## INFORMATION SHOWN
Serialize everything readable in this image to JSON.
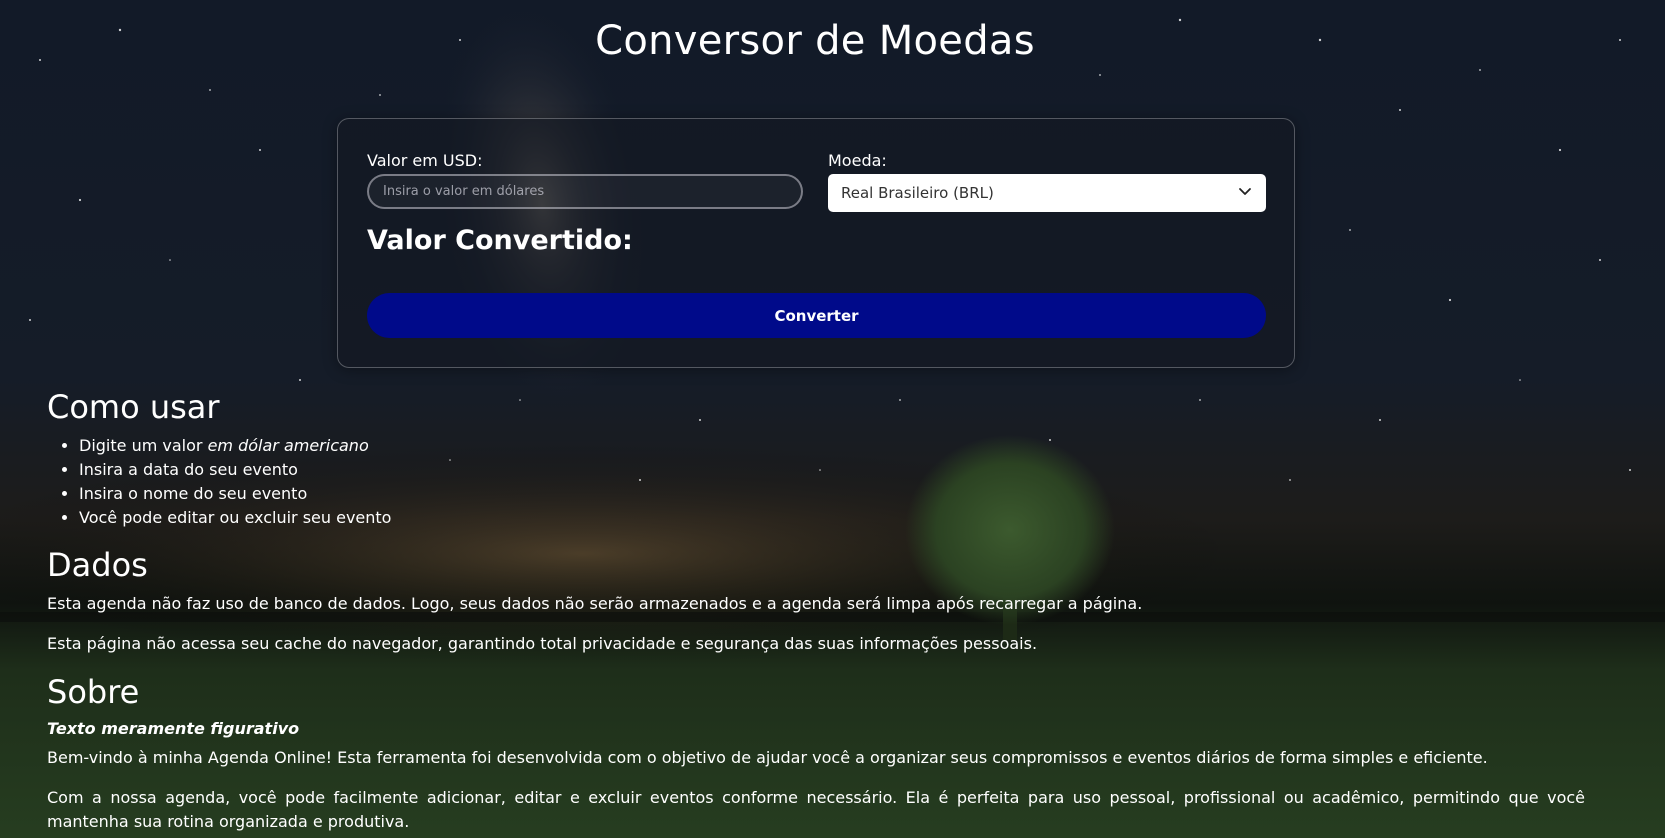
{
  "title": "Conversor de Moedas",
  "converter": {
    "usd_label": "Valor em USD:",
    "usd_placeholder": "Insira o valor em dólares",
    "currency_label": "Moeda:",
    "currency_selected": "Real Brasileiro (BRL)",
    "converted_label": "Valor Convertido:",
    "convert_button": "Converter"
  },
  "como_usar": {
    "heading": "Como usar",
    "items": [
      {
        "prefix": "Digite um valor ",
        "emphasis": "em dólar americano"
      },
      {
        "prefix": "Insira a data do seu evento",
        "emphasis": ""
      },
      {
        "prefix": "Insira o nome do seu evento",
        "emphasis": ""
      },
      {
        "prefix": "Você pode editar ou excluir seu evento",
        "emphasis": ""
      }
    ]
  },
  "dados": {
    "heading": "Dados",
    "p1": "Esta agenda não faz uso de banco de dados. Logo, seus dados não serão armazenados e a agenda será limpa após recarregar a página.",
    "p2": "Esta página não acessa seu cache do navegador, garantindo total privacidade e segurança das suas informações pessoais."
  },
  "sobre": {
    "heading": "Sobre",
    "subtitle": "Texto meramente figurativo",
    "p1": "Bem-vindo à minha Agenda Online! Esta ferramenta foi desenvolvida com o objetivo de ajudar você a organizar seus compromissos e eventos diários de forma simples e eficiente.",
    "p2": "Com a nossa agenda, você pode facilmente adicionar, editar e excluir eventos conforme necessário. Ela é perfeita para uso pessoal, profissional ou acadêmico, permitindo que você mantenha sua rotina organizada e produtiva."
  },
  "colors": {
    "button": "#000a8a",
    "card_bg": "rgba(20,24,34,0.62)"
  },
  "icons": {
    "select": "chevron-down-icon"
  }
}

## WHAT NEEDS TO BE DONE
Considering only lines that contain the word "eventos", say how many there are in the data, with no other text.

## TASK ANSWER
2